There are some other brands that are very recognizable when it comes to writing. Tor’s website has gone far towards creating a brand that is recognizable within the science fiction and fantasy community, while there’s no disputing that the New York Times is a well-known brand. But the fact of the matter is that the individual writer still takes precedence.
Personal Branding and Writing
Personal branding has become a popular topic lately. Job hunters use blogs to get themselves hired, bloggers build up presences on social media to make money and so forth. Individuals market themselves without a company or a broader brand. Of course, this isn’t a new concept to many writers. Book authors have had to market themselves and their work all along and the same goes for freelance writers. But the techniques available are evolving, making it useful to get a handle on personal branding. If you’ve got to compete with thousands of job hunters for eyeballs, you need to at least know what techniques they’re using and which will work for you. If you need an entry point to the many books and blogs on personal branding, I would suggest Dan Schawbel’s book, Me 2.0(D) (which has just been updated and re-released), or his personal branding blog.

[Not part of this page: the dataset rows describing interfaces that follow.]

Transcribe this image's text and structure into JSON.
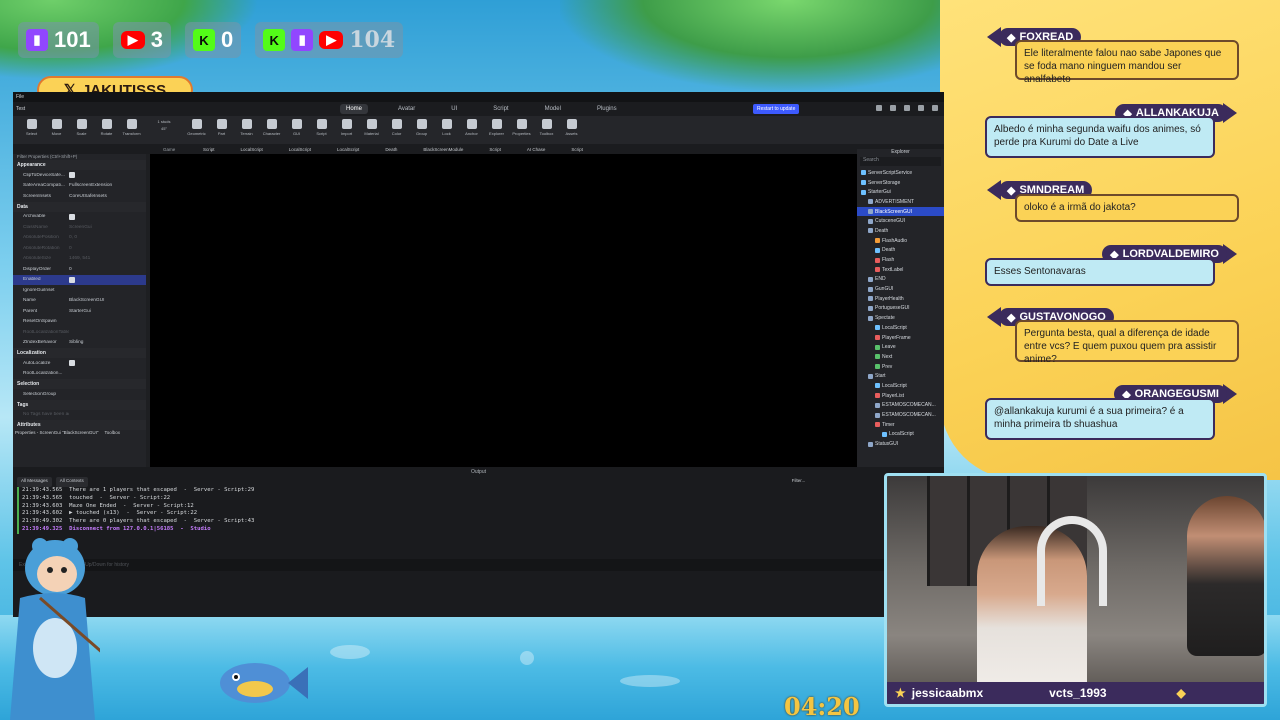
{
  "counters": [
    {
      "platform": "twitch-icon",
      "value": "101"
    },
    {
      "platform": "youtube-icon",
      "value": "3"
    },
    {
      "platform": "kick-icon",
      "value": "0"
    },
    {
      "platform": "all-platforms",
      "value": "104"
    }
  ],
  "handle": "JAKUTISSS",
  "studio": {
    "menu": [
      "File"
    ],
    "place_name": "Test",
    "tabs": [
      "Home",
      "Avatar",
      "UI",
      "Script",
      "Model",
      "Plugins"
    ],
    "active_tab": "Home",
    "restart_label": "Restart to update",
    "tools": [
      "Select",
      "Move",
      "Scale",
      "Rotate",
      "Transform",
      "Geometric",
      "Part",
      "Terrain",
      "Character",
      "GUI",
      "Script",
      "Import",
      "Material",
      "Color",
      "Group",
      "Lock",
      "Anchor",
      "Explorer",
      "Properties",
      "Toolbox",
      "Assets"
    ],
    "snap": {
      "stud": "1 studs",
      "angle": "45°"
    },
    "doc_tabs": [
      "Script",
      "LocalScript",
      "LocalScript",
      "LocalScript",
      "Death",
      "BlackScreenModule",
      "Script",
      "AI Chase",
      "Script"
    ],
    "properties": {
      "title": "Properties - ScreenGui \"BlackScreenGUI\"",
      "filter_placeholder": "Filter Properties (Ctrl+Shift+P)",
      "sections": [
        {
          "name": "Appearance",
          "rows": [
            {
              "name": "ClipToDeviceSafe...",
              "value": "check",
              "disabled": false
            },
            {
              "name": "SafeAreaCompati...",
              "value": "FullscreenExtension",
              "disabled": false
            },
            {
              "name": "ScreenInsets",
              "value": "CoreUISafeInsets",
              "disabled": false
            }
          ]
        },
        {
          "name": "Data",
          "rows": [
            {
              "name": "Archivable",
              "value": "check",
              "disabled": false
            },
            {
              "name": "ClassName",
              "value": "ScreenGui",
              "disabled": true
            },
            {
              "name": "AbsolutePosition",
              "value": "0, 0",
              "disabled": true
            },
            {
              "name": "AbsoluteRotation",
              "value": "0",
              "disabled": true
            },
            {
              "name": "AbsoluteSize",
              "value": "1469, 541",
              "disabled": true
            },
            {
              "name": "DisplayOrder",
              "value": "0",
              "disabled": false
            },
            {
              "name": "Enabled",
              "value": "check",
              "disabled": false,
              "selected": true
            },
            {
              "name": "IgnoreGuiInset",
              "value": "",
              "disabled": false
            },
            {
              "name": "Name",
              "value": "BlackScreenGUI",
              "disabled": false
            },
            {
              "name": "Parent",
              "value": "StarterGui",
              "disabled": false
            },
            {
              "name": "ResetOnSpawn",
              "value": "",
              "disabled": false
            },
            {
              "name": "RootLocalizationTable",
              "value": "",
              "disabled": true
            },
            {
              "name": "ZIndexBehavior",
              "value": "Sibling",
              "disabled": false
            }
          ]
        },
        {
          "name": "Localization",
          "rows": [
            {
              "name": "AutoLocalize",
              "value": "check",
              "disabled": false
            },
            {
              "name": "RootLocalization...",
              "value": "",
              "disabled": false
            }
          ]
        },
        {
          "name": "Selection",
          "rows": [
            {
              "name": "SelectionGroup",
              "value": "",
              "disabled": false
            }
          ]
        },
        {
          "name": "Tags",
          "rows": [
            {
              "name": "No Tags have been added yet",
              "value": "",
              "disabled": true
            }
          ]
        },
        {
          "name": "Attributes",
          "rows": []
        }
      ],
      "footer_tabs": [
        "Properties - ScreenGui \"BlackScreenGUI\"",
        "Toolbox"
      ]
    },
    "viewport_tab": "Game",
    "explorer": {
      "title": "Explorer",
      "search_placeholder": "Search",
      "items": [
        {
          "label": "ServerScriptService",
          "indent": 0,
          "color": "#6ec1ff"
        },
        {
          "label": "ServerStorage",
          "indent": 0,
          "color": "#6ec1ff"
        },
        {
          "label": "StarterGui",
          "indent": 0,
          "color": "#6ec1ff"
        },
        {
          "label": "ADVERTISMENT",
          "indent": 1,
          "color": "#8fa7c9"
        },
        {
          "label": "BlackScreenGUI",
          "indent": 1,
          "color": "#8fa7c9",
          "selected": true
        },
        {
          "label": "CutsceneGUI",
          "indent": 1,
          "color": "#8fa7c9"
        },
        {
          "label": "Death",
          "indent": 1,
          "color": "#8fa7c9"
        },
        {
          "label": "FlashAudio",
          "indent": 2,
          "color": "#f29c38"
        },
        {
          "label": "Death",
          "indent": 2,
          "color": "#6ec1ff"
        },
        {
          "label": "Flash",
          "indent": 2,
          "color": "#e85d5d"
        },
        {
          "label": "TextLabel",
          "indent": 2,
          "color": "#e85d5d"
        },
        {
          "label": "END",
          "indent": 1,
          "color": "#8fa7c9"
        },
        {
          "label": "GunGUI",
          "indent": 1,
          "color": "#8fa7c9"
        },
        {
          "label": "PlayerHealth",
          "indent": 1,
          "color": "#8fa7c9"
        },
        {
          "label": "PortugueseGUI",
          "indent": 1,
          "color": "#8fa7c9"
        },
        {
          "label": "Spectate",
          "indent": 1,
          "color": "#8fa7c9"
        },
        {
          "label": "LocalScript",
          "indent": 2,
          "color": "#6ec1ff"
        },
        {
          "label": "PlayerFrame",
          "indent": 2,
          "color": "#e85d5d"
        },
        {
          "label": "Leave",
          "indent": 2,
          "color": "#59c26b"
        },
        {
          "label": "Next",
          "indent": 2,
          "color": "#59c26b"
        },
        {
          "label": "Prev",
          "indent": 2,
          "color": "#59c26b"
        },
        {
          "label": "Start",
          "indent": 1,
          "color": "#8fa7c9"
        },
        {
          "label": "LocalScript",
          "indent": 2,
          "color": "#6ec1ff"
        },
        {
          "label": "PlayerList",
          "indent": 2,
          "color": "#e85d5d"
        },
        {
          "label": "ESTAMOSCOMECAN...",
          "indent": 2,
          "color": "#8fa7c9"
        },
        {
          "label": "ESTAMOSCOMECAN...",
          "indent": 2,
          "color": "#8fa7c9"
        },
        {
          "label": "Timer",
          "indent": 2,
          "color": "#e85d5d"
        },
        {
          "label": "LocalScript",
          "indent": 3,
          "color": "#6ec1ff"
        },
        {
          "label": "StatusGUI",
          "indent": 1,
          "color": "#8fa7c9"
        }
      ]
    },
    "output": {
      "title": "Output",
      "filters": [
        "All Messages",
        "All Contexts"
      ],
      "filter_label": "Filter...",
      "lines": [
        {
          "text": "21:39:43.565  There are 1 players that escaped  -  Server - Script:29",
          "error": false
        },
        {
          "text": "21:39:43.565  touched  -  Server - Script:22",
          "error": false
        },
        {
          "text": "21:39:43.603  Maze One Ended  -  Server - Script:12",
          "error": false
        },
        {
          "text": "21:39:43.602  ▶ touched (x13)  -  Server - Script:22",
          "error": false
        },
        {
          "text": "21:39:49.302  There are 0 players that escaped  -  Server - Script:43",
          "error": false
        },
        {
          "text": "21:39:49.325  Disconnect from 127.0.0.1|56185  -  Studio",
          "error": true
        }
      ],
      "command_placeholder": "Execute with Ctrl+... use Ctrl+Up/Down for history"
    }
  },
  "chat": [
    {
      "user": "FOXREAD",
      "text": "Ele literalmente falou nao sabe Japones que se foda mano ninguem mandou ser analfabeto",
      "style": "yellow",
      "side": "left"
    },
    {
      "user": "ALLANKAKUJA",
      "text": "Albedo é minha segunda waifu dos animes, só perde pra Kurumi do Date a Live",
      "style": "blue",
      "side": "right"
    },
    {
      "user": "SMNDREAM",
      "text": "oloko é a irmã do jakota?",
      "style": "yellow",
      "side": "left"
    },
    {
      "user": "LORDVALDEMIRO",
      "text": "Esses Sentonavaras",
      "style": "blue",
      "side": "right"
    },
    {
      "user": "GUSTAVONOGO",
      "text": "Pergunta besta, qual a diferença de idade entre vcs? E quem puxou quem pra assistir anime?",
      "style": "yellow",
      "side": "left"
    },
    {
      "user": "ORANGEGUSMI",
      "text": "@allankakuja kurumi é a sua primeira? é a minha primeira tb shuashua",
      "style": "blue",
      "side": "right"
    }
  ],
  "webcam": {
    "left_name": "jessicaabmx",
    "right_name": "vcts_1993"
  },
  "timer": "04:20",
  "colors": {
    "accent": "#fbd256",
    "panel": "#3b2b5c",
    "twitch": "#9146ff",
    "youtube": "#ff0000",
    "kick": "#53fc18"
  }
}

No matter how trendy personal branding may seem, don’t discount it. When you’re in a line of work, like writing, where what you create will be entirely different from what another person might come up with, you’re just as much a selling point as your work.
A Writer’s Brand

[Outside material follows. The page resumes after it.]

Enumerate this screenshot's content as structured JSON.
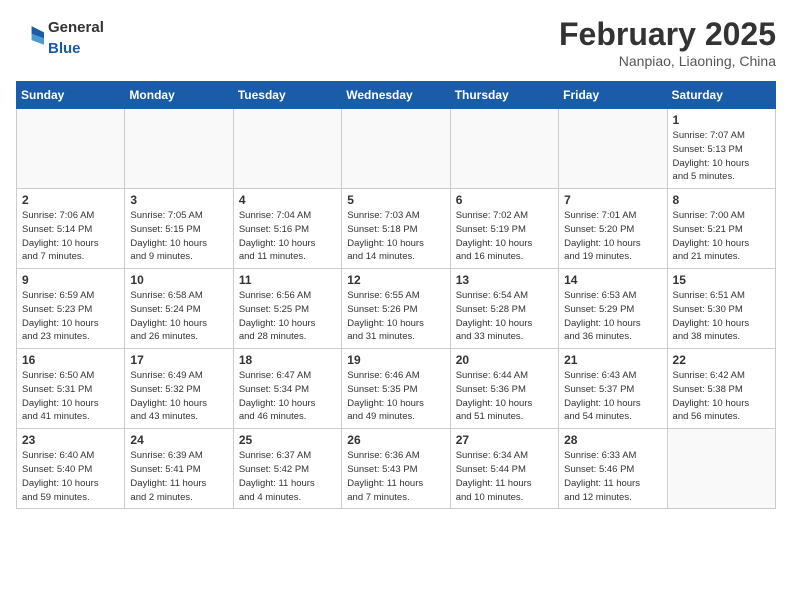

Since personality comes through in writing, it’s important to make your brand at least a little personal. You don’t have to disclose anything you don’t want to, but in your marketing efforts, let your personality come across. If, for instance, you write a blog, the voice you write in is just as important as if you’re working on an assignment for a magazine or a piece of poetry.
It’s worth remembering that, as a writer, you already have a leg up on all the different folks out there trying to create a personal brand. You already know how to communicate in writing, something some paper pusher looking for a new job will likely have to learn. Make use of your talents and use them to actually get across the message that you’re a great writer without having to pound it into anyone’s head.
Image by Flickr user Randy Lemoine